Task item — Could you report every line of the listing below that holds the word "YouTube"?

Segment Open

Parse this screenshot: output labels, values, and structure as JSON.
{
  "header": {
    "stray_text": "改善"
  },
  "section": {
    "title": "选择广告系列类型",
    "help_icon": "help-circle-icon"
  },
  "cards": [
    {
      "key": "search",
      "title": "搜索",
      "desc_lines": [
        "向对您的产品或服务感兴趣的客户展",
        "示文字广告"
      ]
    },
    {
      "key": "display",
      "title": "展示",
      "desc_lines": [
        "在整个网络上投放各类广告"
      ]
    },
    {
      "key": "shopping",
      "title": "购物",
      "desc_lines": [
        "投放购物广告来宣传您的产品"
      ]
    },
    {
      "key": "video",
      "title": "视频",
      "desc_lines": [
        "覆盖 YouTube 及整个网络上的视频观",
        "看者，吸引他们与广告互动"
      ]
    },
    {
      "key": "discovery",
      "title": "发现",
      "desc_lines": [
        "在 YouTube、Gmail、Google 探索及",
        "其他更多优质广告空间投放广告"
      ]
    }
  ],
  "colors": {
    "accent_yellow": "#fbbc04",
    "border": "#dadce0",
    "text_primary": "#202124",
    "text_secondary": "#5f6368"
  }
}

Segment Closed

Answer box —
        "覆盖 YouTube 及整个网络上的视频观",
        "在 YouTube、Gmail、Google 探索及",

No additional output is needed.